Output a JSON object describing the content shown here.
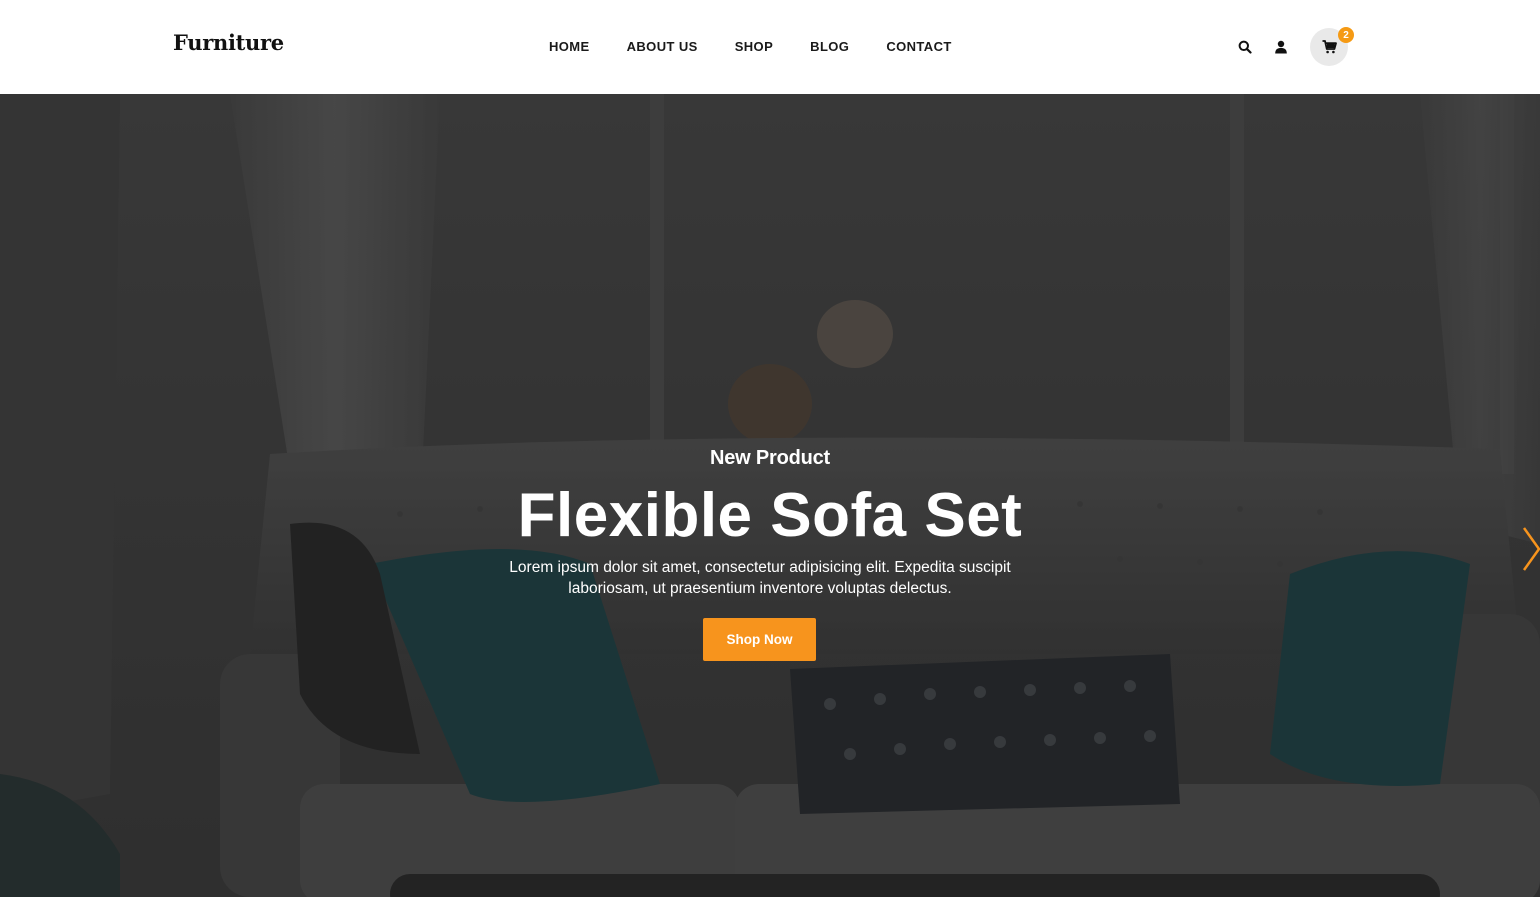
{
  "header": {
    "logo": "Furniture",
    "nav": [
      "HOME",
      "ABOUT US",
      "SHOP",
      "BLOG",
      "CONTACT"
    ],
    "cart_count": "2",
    "accent_color": "#f7941d"
  },
  "hero": {
    "subtitle": "New Product",
    "title": "Flexible Sofa Set",
    "description": "Lorem ipsum dolor sit amet, consectetur adipisicing elit. Expedita suscipit laboriosam, ut praesentium inventore voluptas delectus.",
    "button": "Shop Now",
    "next_icon": "chevron-right-icon"
  }
}
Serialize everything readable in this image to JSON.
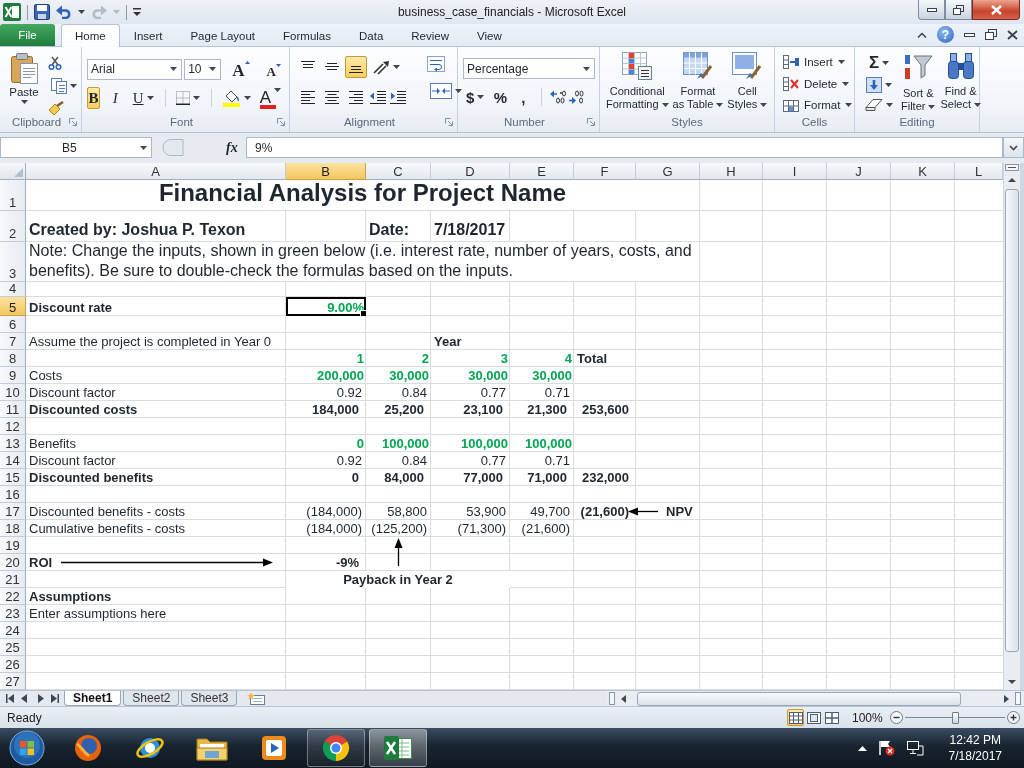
{
  "window": {
    "title": "business_case_financials - Microsoft Excel",
    "help": "?"
  },
  "ribbon_tabs": [
    {
      "label": "File",
      "kind": "file",
      "selected": false
    },
    {
      "label": "Home",
      "kind": "tab",
      "selected": true
    },
    {
      "label": "Insert",
      "kind": "tab",
      "selected": false
    },
    {
      "label": "Page Layout",
      "kind": "tab",
      "selected": false
    },
    {
      "label": "Formulas",
      "kind": "tab",
      "selected": false
    },
    {
      "label": "Data",
      "kind": "tab",
      "selected": false
    },
    {
      "label": "Review",
      "kind": "tab",
      "selected": false
    },
    {
      "label": "View",
      "kind": "tab",
      "selected": false
    }
  ],
  "ribbon": {
    "clipboard": {
      "label": "Clipboard",
      "paste": "Paste"
    },
    "font": {
      "label": "Font",
      "family": "Arial",
      "size": "10",
      "grow": "A",
      "shrink": "A",
      "styles": [
        {
          "kind": "bold",
          "glyph": "B",
          "selected": true
        },
        {
          "kind": "italic",
          "glyph": "I",
          "selected": false
        },
        {
          "kind": "underline",
          "glyph": "U",
          "selected": false
        }
      ],
      "font_color": "A"
    },
    "alignment": {
      "label": "Alignment",
      "vertical": [
        {
          "kind": "top",
          "selected": false
        },
        {
          "kind": "middle",
          "selected": false
        },
        {
          "kind": "bottom",
          "selected": true
        }
      ],
      "horizontal": [
        {
          "kind": "left",
          "selected": false
        },
        {
          "kind": "center",
          "selected": false
        },
        {
          "kind": "right",
          "selected": false
        }
      ]
    },
    "number": {
      "label": "Number",
      "format": "Percentage",
      "currency": "$",
      "percent": "%",
      "comma": ","
    },
    "styles": {
      "label": "Styles",
      "buttons": [
        {
          "kind": "conditional",
          "lines": [
            "Conditional",
            "Formatting"
          ]
        },
        {
          "kind": "table",
          "lines": [
            "Format",
            "as Table"
          ]
        },
        {
          "kind": "cell_styles",
          "lines": [
            "Cell",
            "Styles"
          ]
        }
      ]
    },
    "cells": {
      "label": "Cells",
      "buttons": [
        {
          "kind": "insert",
          "label": "Insert"
        },
        {
          "kind": "delete",
          "label": "Delete"
        },
        {
          "kind": "format",
          "label": "Format"
        }
      ]
    },
    "editing": {
      "label": "Editing",
      "autosum": "Σ",
      "buttons": [
        {
          "kind": "sort",
          "lines": [
            "Sort &",
            "Filter"
          ]
        },
        {
          "kind": "find",
          "lines": [
            "Find &",
            "Select"
          ]
        }
      ]
    }
  },
  "formula_bar": {
    "name_box": "B5",
    "function_label": "fx",
    "value": "9%"
  },
  "sheet": {
    "columns": [
      {
        "label": "A",
        "selected": false
      },
      {
        "label": "B",
        "selected": true
      },
      {
        "label": "C",
        "selected": false
      },
      {
        "label": "D",
        "selected": false
      },
      {
        "label": "E",
        "selected": false
      },
      {
        "label": "F",
        "selected": false
      },
      {
        "label": "G",
        "selected": false
      },
      {
        "label": "H",
        "selected": false
      },
      {
        "label": "I",
        "selected": false
      },
      {
        "label": "J",
        "selected": false
      },
      {
        "label": "K",
        "selected": false
      },
      {
        "label": "L",
        "selected": false
      }
    ],
    "rows": [
      {
        "label": "1",
        "selected": false,
        "cells": {
          "A": {
            "kind": "title",
            "text": "Financial Analysis for Project Name",
            "selected": false
          }
        }
      },
      {
        "label": "2",
        "selected": false,
        "cells": {
          "A": {
            "kind": "heading",
            "text": "Created by: Joshua P. Texon",
            "selected": false
          },
          "C": {
            "kind": "heading",
            "text": "Date:",
            "selected": false
          },
          "D": {
            "kind": "heading",
            "text": "7/18/2017",
            "selected": false
          }
        }
      },
      {
        "label": "3",
        "selected": false,
        "cells": {
          "A": {
            "kind": "note",
            "text": "Note: Change the inputs, shown in green below (i.e. interest rate, number of years, costs, and benefits). Be sure to double-check the formulas based on the inputs.",
            "selected": false
          }
        }
      },
      {
        "label": "4",
        "selected": false
      },
      {
        "label": "5",
        "selected": true,
        "cells": {
          "A": {
            "kind": "bold_label",
            "text": "Discount rate",
            "selected": false
          },
          "B": {
            "kind": "input",
            "text": "9.00%",
            "selected": true
          }
        }
      },
      {
        "label": "6",
        "selected": false
      },
      {
        "label": "7",
        "selected": false,
        "cells": {
          "A": {
            "kind": "label",
            "text": "Assume the project is completed in Year 0",
            "selected": false
          },
          "D": {
            "kind": "bold_label",
            "text": "Year",
            "selected": false
          }
        }
      },
      {
        "label": "8",
        "selected": false,
        "cells": {
          "B": {
            "kind": "input",
            "text": "1",
            "selected": false
          },
          "C": {
            "kind": "input",
            "text": "2",
            "selected": false
          },
          "D": {
            "kind": "input",
            "text": "3",
            "selected": false
          },
          "E": {
            "kind": "input",
            "text": "4",
            "selected": false
          },
          "F": {
            "kind": "bold_label",
            "text": "Total",
            "selected": false
          }
        }
      },
      {
        "label": "9",
        "selected": false,
        "cells": {
          "A": {
            "kind": "label",
            "text": "Costs",
            "selected": false
          },
          "B": {
            "kind": "input",
            "text": "200,000",
            "selected": false
          },
          "C": {
            "kind": "input",
            "text": "30,000",
            "selected": false
          },
          "D": {
            "kind": "input",
            "text": "30,000",
            "selected": false
          },
          "E": {
            "kind": "input",
            "text": "30,000",
            "selected": false
          }
        }
      },
      {
        "label": "10",
        "selected": false,
        "cells": {
          "A": {
            "kind": "label",
            "text": "Discount factor",
            "selected": false
          },
          "B": {
            "kind": "number",
            "text": "0.92",
            "selected": false
          },
          "C": {
            "kind": "number",
            "text": "0.84",
            "selected": false
          },
          "D": {
            "kind": "number",
            "text": "0.77",
            "selected": false
          },
          "E": {
            "kind": "number",
            "text": "0.71",
            "selected": false
          }
        }
      },
      {
        "label": "11",
        "selected": false,
        "cells": {
          "A": {
            "kind": "bold_label",
            "text": "Discounted costs",
            "selected": false
          },
          "B": {
            "kind": "total",
            "text": "184,000",
            "selected": false
          },
          "C": {
            "kind": "total",
            "text": "25,200",
            "selected": false
          },
          "D": {
            "kind": "total",
            "text": "23,100",
            "selected": false
          },
          "E": {
            "kind": "total",
            "text": "21,300",
            "selected": false
          },
          "F": {
            "kind": "total",
            "text": "253,600",
            "selected": false
          }
        }
      },
      {
        "label": "12",
        "selected": false
      },
      {
        "label": "13",
        "selected": false,
        "cells": {
          "A": {
            "kind": "label",
            "text": "Benefits",
            "selected": false
          },
          "B": {
            "kind": "input",
            "text": "0",
            "selected": false
          },
          "C": {
            "kind": "input",
            "text": "100,000",
            "selected": false
          },
          "D": {
            "kind": "input",
            "text": "100,000",
            "selected": false
          },
          "E": {
            "kind": "input",
            "text": "100,000",
            "selected": false
          }
        }
      },
      {
        "label": "14",
        "selected": false,
        "cells": {
          "A": {
            "kind": "label",
            "text": "Discount factor",
            "selected": false
          },
          "B": {
            "kind": "number",
            "text": "0.92",
            "selected": false
          },
          "C": {
            "kind": "number",
            "text": "0.84",
            "selected": false
          },
          "D": {
            "kind": "number",
            "text": "0.77",
            "selected": false
          },
          "E": {
            "kind": "number",
            "text": "0.71",
            "selected": false
          }
        }
      },
      {
        "label": "15",
        "selected": false,
        "cells": {
          "A": {
            "kind": "bold_label",
            "text": "Discounted benefits",
            "selected": false
          },
          "B": {
            "kind": "total",
            "text": "0",
            "selected": false
          },
          "C": {
            "kind": "total",
            "text": "84,000",
            "selected": false
          },
          "D": {
            "kind": "total",
            "text": "77,000",
            "selected": false
          },
          "E": {
            "kind": "total",
            "text": "71,000",
            "selected": false
          },
          "F": {
            "kind": "total",
            "text": "232,000",
            "selected": false
          }
        }
      },
      {
        "label": "16",
        "selected": false
      },
      {
        "label": "17",
        "selected": false,
        "cells": {
          "A": {
            "kind": "label",
            "text": "Discounted benefits - costs",
            "selected": false
          },
          "B": {
            "kind": "number",
            "text": "(184,000)",
            "selected": false
          },
          "C": {
            "kind": "number",
            "text": "58,800",
            "selected": false
          },
          "D": {
            "kind": "number",
            "text": "53,900",
            "selected": false
          },
          "E": {
            "kind": "number",
            "text": "49,700",
            "selected": false
          },
          "F": {
            "kind": "total",
            "text": "(21,600)",
            "selected": false
          },
          "G": {
            "kind": "pointer_label",
            "text": "NPV",
            "selected": false
          }
        }
      },
      {
        "label": "18",
        "selected": false,
        "cells": {
          "A": {
            "kind": "label",
            "text": "Cumulative benefits - costs",
            "selected": false
          },
          "B": {
            "kind": "number",
            "text": "(184,000)",
            "selected": false
          },
          "C": {
            "kind": "number",
            "text": "(125,200)",
            "selected": false
          },
          "D": {
            "kind": "number",
            "text": "(71,300)",
            "selected": false
          },
          "E": {
            "kind": "number",
            "text": "(21,600)",
            "selected": false
          }
        }
      },
      {
        "label": "19",
        "selected": false
      },
      {
        "label": "20",
        "selected": false,
        "cells": {
          "A": {
            "kind": "bold_label",
            "text": "ROI",
            "selected": false
          },
          "B": {
            "kind": "total",
            "text": "-9%",
            "selected": false
          }
        }
      },
      {
        "label": "21",
        "selected": false,
        "cells": {
          "C": {
            "kind": "caption",
            "text": "Payback in Year 2",
            "selected": false
          }
        }
      },
      {
        "label": "22",
        "selected": false,
        "cells": {
          "A": {
            "kind": "bold_label",
            "text": "Assumptions",
            "selected": false
          }
        }
      },
      {
        "label": "23",
        "selected": false,
        "cells": {
          "A": {
            "kind": "label",
            "text": "Enter assumptions here",
            "selected": false
          }
        }
      },
      {
        "label": "24",
        "selected": false
      },
      {
        "label": "25",
        "selected": false
      },
      {
        "label": "26",
        "selected": false
      },
      {
        "label": "27",
        "selected": false
      }
    ]
  },
  "sheet_tabs": [
    {
      "label": "Sheet1",
      "selected": true
    },
    {
      "label": "Sheet2",
      "selected": false
    },
    {
      "label": "Sheet3",
      "selected": false
    }
  ],
  "status_bar": {
    "status": "Ready",
    "views": [
      {
        "kind": "normal",
        "selected": true
      },
      {
        "kind": "page_layout",
        "selected": false
      },
      {
        "kind": "page_break",
        "selected": false
      }
    ],
    "zoom": "100%",
    "zoom_slider": {
      "level": 0.5
    }
  },
  "taskbar": {
    "apps": [
      {
        "kind": "globe",
        "running": false,
        "selected": false
      },
      {
        "kind": "ringed_globe",
        "running": false,
        "selected": false
      },
      {
        "kind": "folder",
        "running": false,
        "selected": false
      },
      {
        "kind": "player",
        "running": false,
        "selected": false
      },
      {
        "kind": "wheel",
        "running": true,
        "selected": false
      },
      {
        "kind": "spreadsheet",
        "running": true,
        "selected": true
      }
    ],
    "time": "12:42 PM",
    "date": "7/18/2017"
  }
}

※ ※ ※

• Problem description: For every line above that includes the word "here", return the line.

• Written answer:
Output a JSON object describing the content shown here.
            "text": "Enter assumptions here",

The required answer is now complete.